The aim of this partial study is to describe the meninges of the brain with emphasis on cisterns and sulcus in living capybara by means of MRI providing more detailed information of intracranial structures of this species, for research centers and clinics of wild animal veterinary medicine.
Eight adult capybaras were submitted to MRI examination using a 0.25 Tesla equipment (Vet-Grande; Esaote, Italy), under general anesthesia using face mask. Anatomical aspects of the cisterns and sulcus were evaluated by T1W, T2W and FLAIR sequences on the transverse, sagittal and dorsal planes.
The major cisterns of the brain could be easily differentiated by MRI (Figure 1.A), observing prominence of the cerebellomedullary and quadrigeminal cisterns. The encephalic sulcus were well defined and could be used to delimit the cortical gyrus (Figure 1.B).
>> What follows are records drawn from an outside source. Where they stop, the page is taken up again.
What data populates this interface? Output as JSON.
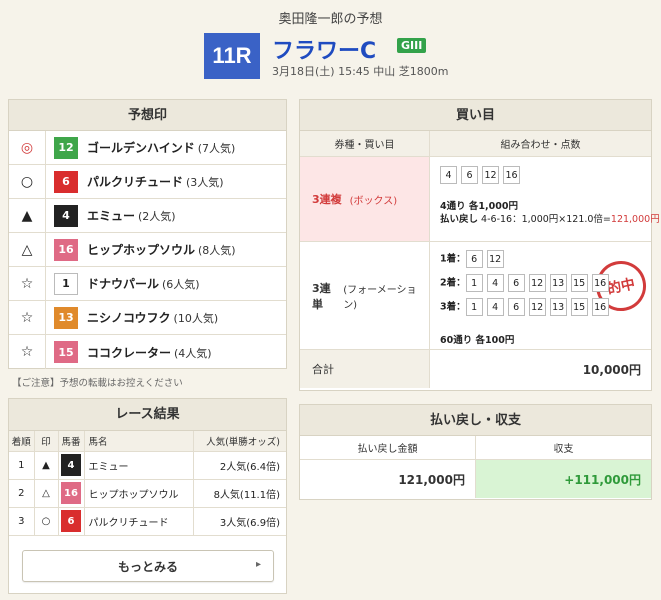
{
  "header": {
    "title": "奥田隆一郎の予想",
    "race_number": "11R",
    "race_name": "フラワーC",
    "grade": "GIII",
    "info": "3月18日(土) 15:45 中山 芝1800m"
  },
  "prediction": {
    "title": "予想印",
    "items": [
      {
        "mark": "◎",
        "num": "12",
        "name": "ゴールデンハインド",
        "pop": "(7人気)",
        "color": "green"
      },
      {
        "mark": "○",
        "num": "6",
        "name": "パルクリチュード",
        "pop": "(3人気)",
        "color": "red"
      },
      {
        "mark": "▲",
        "num": "4",
        "name": "エミュー",
        "pop": "(2人気)",
        "color": "black"
      },
      {
        "mark": "△",
        "num": "16",
        "name": "ヒップホップソウル",
        "pop": "(8人気)",
        "color": "pink"
      },
      {
        "mark": "☆",
        "num": "1",
        "name": "ドナウパール",
        "pop": "(6人気)",
        "color": "white"
      },
      {
        "mark": "☆",
        "num": "13",
        "name": "ニシノコウフク",
        "pop": "(10人気)",
        "color": "orange"
      },
      {
        "mark": "☆",
        "num": "15",
        "name": "ココクレーター",
        "pop": "(4人気)",
        "color": "pink"
      }
    ],
    "notice": "【ご注意】予想の転載はお控えください"
  },
  "results": {
    "title": "レース結果",
    "headers": [
      "着順",
      "印",
      "馬番",
      "馬名",
      "人気(単勝オッズ)"
    ],
    "rows": [
      {
        "rank": "1",
        "mark": "▲",
        "num": "4",
        "name": "エミュー",
        "pop": "2人気(6.4倍)",
        "color": "black"
      },
      {
        "rank": "2",
        "mark": "△",
        "num": "16",
        "name": "ヒップホップソウル",
        "pop": "8人気(11.1倍)",
        "color": "pink"
      },
      {
        "rank": "3",
        "mark": "○",
        "num": "6",
        "name": "パルクリチュード",
        "pop": "3人気(6.9倍)",
        "color": "red"
      }
    ],
    "more_label": "もっとみる"
  },
  "buy": {
    "title": "買い目",
    "col_type": "券種・買い目",
    "col_combo": "組み合わせ・点数",
    "bet1": {
      "type": "3連複",
      "method": "(ボックス)",
      "nums": [
        "4",
        "6",
        "12",
        "16"
      ],
      "count": "4通り 各1,000円",
      "payout_label": "払い戻し",
      "payout_detail": "4-6-16：1,000円×121.0倍=",
      "payout_amount": "121,000円",
      "stamp": "的中"
    },
    "bet2": {
      "type": "3連単",
      "method": "(フォーメーション)",
      "row1_label": "1着：",
      "row1_nums": [
        "6",
        "12"
      ],
      "row2_label": "2着：",
      "row2_nums": [
        "1",
        "4",
        "6",
        "12",
        "13",
        "15",
        "16"
      ],
      "row3_label": "3着：",
      "row3_nums": [
        "1",
        "4",
        "6",
        "12",
        "13",
        "15",
        "16"
      ],
      "count": "60通り 各100円"
    },
    "total_label": "合計",
    "total_value": "10,000円"
  },
  "payout": {
    "title": "払い戻し・収支",
    "col_amount": "払い戻し金額",
    "col_balance": "収支",
    "amount": "121,000円",
    "balance": "+111,000円"
  }
}
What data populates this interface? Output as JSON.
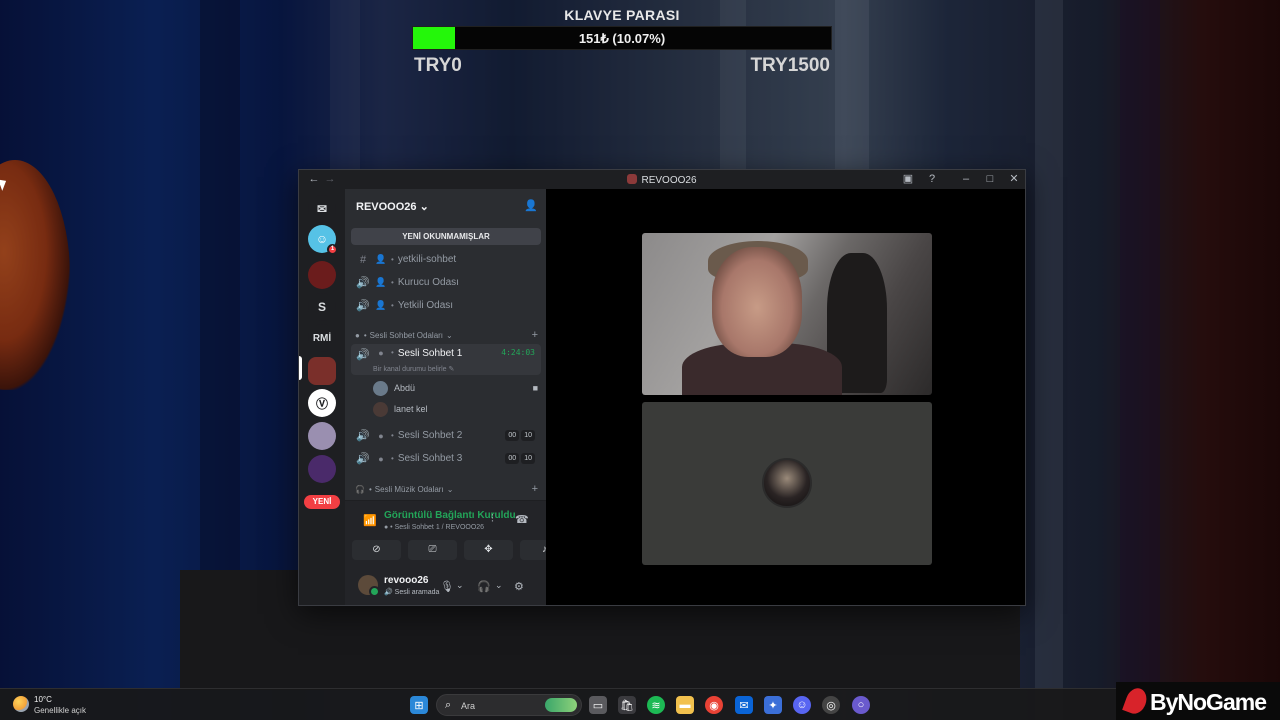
{
  "overlay": {
    "title": "KLAVYE PARASI",
    "progress_text": "151₺ (10.07%)",
    "progress_fraction": 0.1007,
    "min_label": "TRY0",
    "max_label": "TRY1500",
    "fill_color": "#24f70a"
  },
  "window": {
    "title": "REVOOO26",
    "back_icon": "arrow-left-icon",
    "forward_icon": "arrow-right-icon"
  },
  "rail": {
    "new_label": "YENİ",
    "servers": [
      {
        "label": "",
        "icon": "discord-logo-icon"
      },
      {
        "label": "",
        "icon": "smiley-avatar"
      },
      {
        "label": "",
        "icon": "server-icon"
      },
      {
        "label": "S",
        "icon": ""
      },
      {
        "label": "RMİ",
        "icon": ""
      },
      {
        "label": "",
        "icon": "server-icon"
      },
      {
        "label": "",
        "icon": "server-icon"
      },
      {
        "label": "",
        "icon": "server-icon"
      },
      {
        "label": "",
        "icon": "server-icon"
      }
    ],
    "dm_badge": "1"
  },
  "channels": {
    "server_name": "REVOOO26",
    "unread_button": "YENİ OKUNMAMIŞLAR",
    "top_channels": [
      {
        "name": "yetkili-sohbet",
        "type": "text"
      },
      {
        "name": "Kurucu Odası",
        "type": "voice"
      },
      {
        "name": "Yetkili Odası",
        "type": "voice"
      }
    ],
    "category_voice": "Sesli Sohbet Odaları",
    "active_channel": {
      "name": "Sesli Sohbet 1",
      "timer": "4:24:03",
      "status": "Bir kanal durumu belirle"
    },
    "voice_users": [
      {
        "name": "Abdü"
      },
      {
        "name": "lanet kel"
      }
    ],
    "other_channels": [
      {
        "name": "Sesli Sohbet 2",
        "count": "00",
        "limit": "10"
      },
      {
        "name": "Sesli Sohbet 3",
        "count": "00",
        "limit": "10"
      }
    ],
    "category_music": "Sesli Müzik Odaları"
  },
  "rtc": {
    "title": "Görüntülü Bağlantı Kuruldu",
    "subtitle": "Sesli Sohbet 1 / REVOOO26"
  },
  "user": {
    "name": "revooo26",
    "status": "Sesli aramada"
  },
  "taskbar": {
    "temperature": "10°C",
    "weather": "Genellikle açık",
    "search_placeholder": "Ara"
  },
  "brand": {
    "name": "ByNoGame"
  }
}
(A) T1-weighted mid-sagittal MRI showing the schema of the cisterns and III and IV ventricles and (B) T2-weighted transversal MRI showing the sulcus (arrows) and gyrus (asterisk). CM = cerebellomedullary cistern; IC = intercrural cistern; M = mesencephalic aqueduct; Q = quadrigeminal cistern.
Capybaras have brain sulcus and cisterns well defined by MRI when compared to the most animals of the Rodent order. However, the aspects are similar to domestic animals.